Minions: The Rise of Gru Henchman #1 (voice)
Easter Sunday Marvin
Me Time Stan Berman
TBA 80 for Brady Filming

Video games[edit]

Year Title Role Notes
2014 Infamous Second Son Male Pedestrian #5 Voice

References[edit]
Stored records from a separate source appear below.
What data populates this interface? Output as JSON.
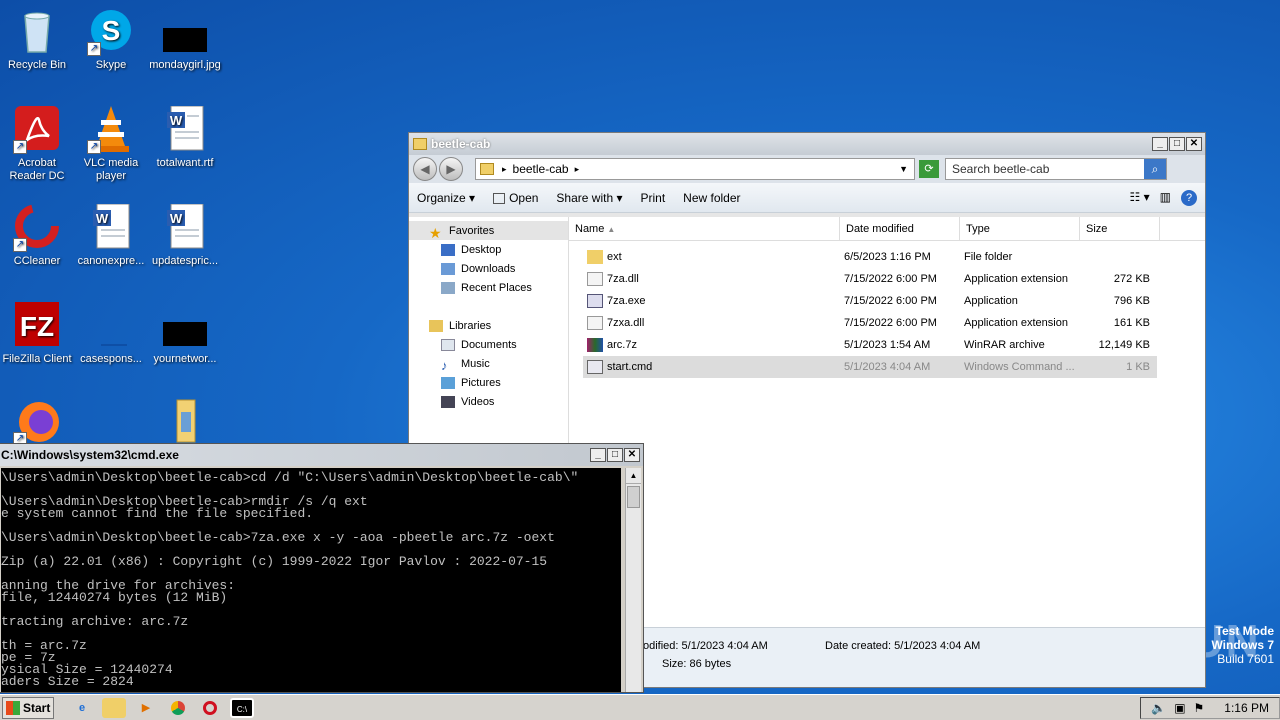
{
  "desktop": {
    "icons": [
      {
        "label": "Recycle Bin",
        "icon": "recycle-bin-icon"
      },
      {
        "label": "Skype",
        "icon": "skype-icon"
      },
      {
        "label": "mondaygirl.jpg",
        "icon": "image-file-icon"
      },
      {
        "label": "Acrobat Reader DC",
        "icon": "acrobat-icon"
      },
      {
        "label": "VLC media player",
        "icon": "vlc-icon"
      },
      {
        "label": "totalwant.rtf",
        "icon": "word-doc-icon"
      },
      {
        "label": "CCleaner",
        "icon": "ccleaner-icon"
      },
      {
        "label": "canonexpre...",
        "icon": "word-doc-icon"
      },
      {
        "label": "updatespric...",
        "icon": "word-doc-icon"
      },
      {
        "label": "FileZilla Client",
        "icon": "filezilla-icon"
      },
      {
        "label": "casespons...",
        "icon": "blank-file-icon"
      },
      {
        "label": "yournetwor...",
        "icon": "image-file-icon"
      }
    ]
  },
  "explorer": {
    "title": "beetle-cab",
    "address": "beetle-cab",
    "search_placeholder": "Search beetle-cab",
    "toolbar": {
      "organize": "Organize",
      "open": "Open",
      "share": "Share with",
      "print": "Print",
      "new_folder": "New folder"
    },
    "nav": {
      "favorites": "Favorites",
      "desktop": "Desktop",
      "downloads": "Downloads",
      "recent": "Recent Places",
      "libraries": "Libraries",
      "documents": "Documents",
      "music": "Music",
      "pictures": "Pictures",
      "videos": "Videos"
    },
    "columns": {
      "name": "Name",
      "date": "Date modified",
      "type": "Type",
      "size": "Size"
    },
    "files": [
      {
        "name": "ext",
        "date": "6/5/2023 1:16 PM",
        "type": "File folder",
        "size": ""
      },
      {
        "name": "7za.dll",
        "date": "7/15/2022 6:00 PM",
        "type": "Application extension",
        "size": "272 KB"
      },
      {
        "name": "7za.exe",
        "date": "7/15/2022 6:00 PM",
        "type": "Application",
        "size": "796 KB"
      },
      {
        "name": "7zxa.dll",
        "date": "7/15/2022 6:00 PM",
        "type": "Application extension",
        "size": "161 KB"
      },
      {
        "name": "arc.7z",
        "date": "5/1/2023 1:54 AM",
        "type": "WinRAR archive",
        "size": "12,149 KB"
      },
      {
        "name": "start.cmd",
        "date": "5/1/2023 4:04 AM",
        "type": "Windows Command ...",
        "size": "1 KB"
      }
    ],
    "details": {
      "modified": "odified: 5/1/2023 4:04 AM",
      "created": "Date created: 5/1/2023 4:04 AM",
      "size": "Size: 86 bytes"
    }
  },
  "cmd": {
    "title": "C:\\Windows\\system32\\cmd.exe",
    "lines": [
      "\\Users\\admin\\Desktop\\beetle-cab>cd /d \"C:\\Users\\admin\\Desktop\\beetle-cab\\\"",
      "",
      "\\Users\\admin\\Desktop\\beetle-cab>rmdir /s /q ext",
      "e system cannot find the file specified.",
      "",
      "\\Users\\admin\\Desktop\\beetle-cab>7za.exe x -y -aoa -pbeetle arc.7z -oext",
      "",
      "Zip (a) 22.01 (x86) : Copyright (c) 1999-2022 Igor Pavlov : 2022-07-15",
      "",
      "anning the drive for archives:",
      "file, 12440274 bytes (12 MiB)",
      "",
      "tracting archive: arc.7z",
      "",
      "th = arc.7z",
      "pe = 7z",
      "ysical Size = 12440274",
      "aders Size = 2824"
    ]
  },
  "taskbar": {
    "start": "Start",
    "clock": "1:16 PM"
  },
  "watermark": {
    "line1": "Test Mode",
    "line2": "Windows 7",
    "line3": "Build 7601",
    "brand": "ANY RUN"
  }
}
  1. ^ "'Silicon Valley' Promotes Jimmy O. Yang to Series Regular (Exclusive) - Hollywood Reporter". hollywoodreporter.com. Retrieved 2014-10-23.
  2. ^ "Talking With Jian Yang, The Greatest Prank Caller In 'Silicon Valley'". UPROXX. 17 June 2016. Retrieved 20 December 2016.
  3. ^ Friedrich, Adam (24 April 2018). "From Hong Kong To LA — Jimmy O. Yang's Journey To The American Dream". Wisconsin Public Radio. Retrieved 23 May 2020.
  4. ^ Jimmy O. Yang (Comedian, HBO Silicon Valley) - Fun With Dumb - Ep. 1. DUMBFOUNDEAD. 25 July 2018. Archived from the original on 29 January 2021. Retrieved 14 November 2021 – via YouTube.
  5. ^ a b c "Jimmy O. Yang". Texas Travesty. Archived from the original on 17 April 2019. Retrieved 24 May 2017.
  6. ^ a b c d Sanders, Sam (May 8, 2018). "Jimmy O. Yang on 'Silicon Valley' and 'How To American'". NPR. Retrieved 7 July 2019.
  7. ^ a b c d e f g h i j k l Yang, Jimmy O. (2018-03-13). How to American: An Immigrant's Guide to Disappointing Your Parents. Hachette Books. ISBN 978-0-306-90350-2.
  8. ^ "Jimmy O. Yang Drove for Uber to Survive During 'Silicon Valley' Season 1". NextShark. 2018-08-15. Retrieved 2020-01-13.
  9. ^ "Jimmy Ouyang | San Francisco Comedy Competition". Archived from the original on 2012-04-20. Retrieved 2014-07-28.
  10. ^ Sucker Punch Productions. Infamous: Second Son. Sony Computer Entertainment. Scene: Credits, 3:43 in, Additional Voice Talent.
  11. ^ "'Silicon Valley' Promotes Jimmy O. Yang to Series Regular (Exclusive)". The Hollywood Reporter. Retrieved 2018-06-09.
  12. ^ "Silicon Valley's Jimmy O. Yang is Abraham Lincoln's wingman". The A.V. Club. 15 December 2016. Retrieved 20 December 2016.
  13. ^ Yamato, Jen (August 10, 2018). "'Crazy Rich Asians': Jimmy O. Yang moves beyond 'Silicon Valley'". Los Angeles Times. Retrieved 2020-05-10.
  14. ^ Porter, Rick (September 26, 2019). "John Malkovich, Ben Schwartz Join Steve Carell in Netflix's 'Space Force'". The Hollywood Reporter. Retrieved September 26, 2019.
  15. ^ Clifford, Katey (May 8, 2020). "'Jimmy O Yang: Good Deal' | Catch the 'Silicon Valley' star's stand-up comedy special on Amazon Prime Video". The Patriot-News. Retrieved 2020-05-10.
  16. ^ "'Love Hard': Nina Dobrev, Jimmy O. Yang, Charles Melton Star in Netflix's Dating App Romantic-Comedy". /Film. 2020-08-14. Retrieved 2020-10-14.
  17. ^ "How to American". www.goodreads.com. Retrieved 2018-05-27.
  18. ^ "Jimmy O. Yang talks Silicon Valley, Mike Judge and his book". CNET. 2018-04-05. Retrieved 2018-06-09.
  19. ^ "Jimmy O. Yang brings 'How to American' to S.F." SFGate. Retrieved 2018-06-09.
  20. ^ Rana, Sambridhi. "How Jimmy O. Yang's Dad Got On 'Patriots Day'". hollywoodmask. Retrieved 2021-11-29.
  21. ^ "Crazy Rich Asian (2018)". IMDb. Retrieved January 28, 2019.
  22. ^ https://twitter.com/FunnyAsianDude/status/1086428704689946624[dead link]

External links[edit]